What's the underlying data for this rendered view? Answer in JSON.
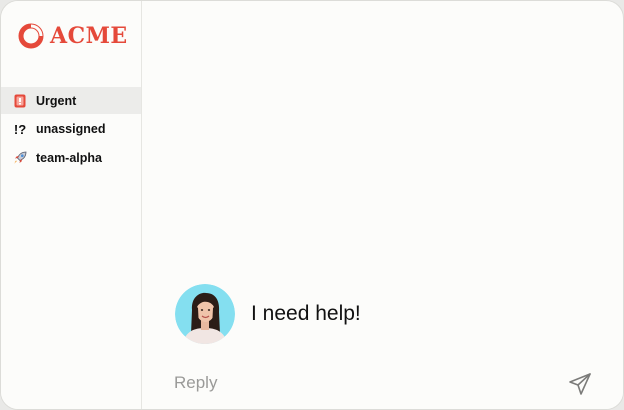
{
  "brand": {
    "name": "ACME",
    "color": "#e5493a"
  },
  "sidebar": {
    "items": [
      {
        "label": "Urgent",
        "icon": "urgent-badge-icon",
        "active": true
      },
      {
        "label": "unassigned",
        "icon": "exclamation-question-icon",
        "active": false
      },
      {
        "label": "team-alpha",
        "icon": "rocket-icon",
        "active": false
      }
    ]
  },
  "chat": {
    "message": "I need help!",
    "avatar_bg": "#84dff0"
  },
  "reply": {
    "placeholder": "Reply",
    "send_icon": "send-icon"
  }
}
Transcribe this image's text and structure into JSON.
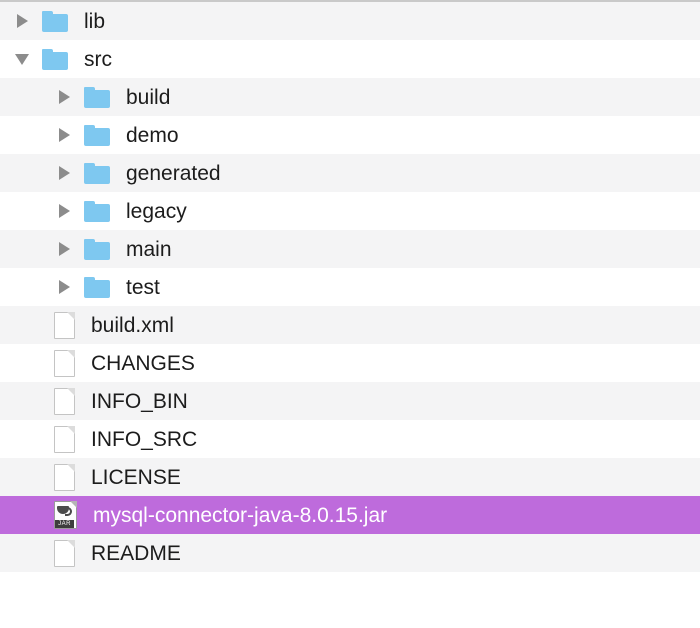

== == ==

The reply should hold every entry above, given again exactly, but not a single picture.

What's the underlying data for this rendered view? Answer in JSON.
{
  "brand": {
    "name": "ACME",
    "color": "#e5493a"
  },
  "sidebar": {
    "items": [
      {
        "label": "Urgent",
        "icon": "urgent-badge-icon",
        "active": true
      },
      {
        "label": "unassigned",
        "icon": "exclamation-question-icon",
        "active": false
      },
      {
        "label": "team-alpha",
        "icon": "rocket-icon",
        "active": false
      }
    ]
  },
  "chat": {
    "message": "I need help!",
    "avatar_bg": "#84dff0"
  },
  "reply": {
    "placeholder": "Reply",
    "send_icon": "send-icon"
  }
}
Transcribe this image's text and structure into JSON.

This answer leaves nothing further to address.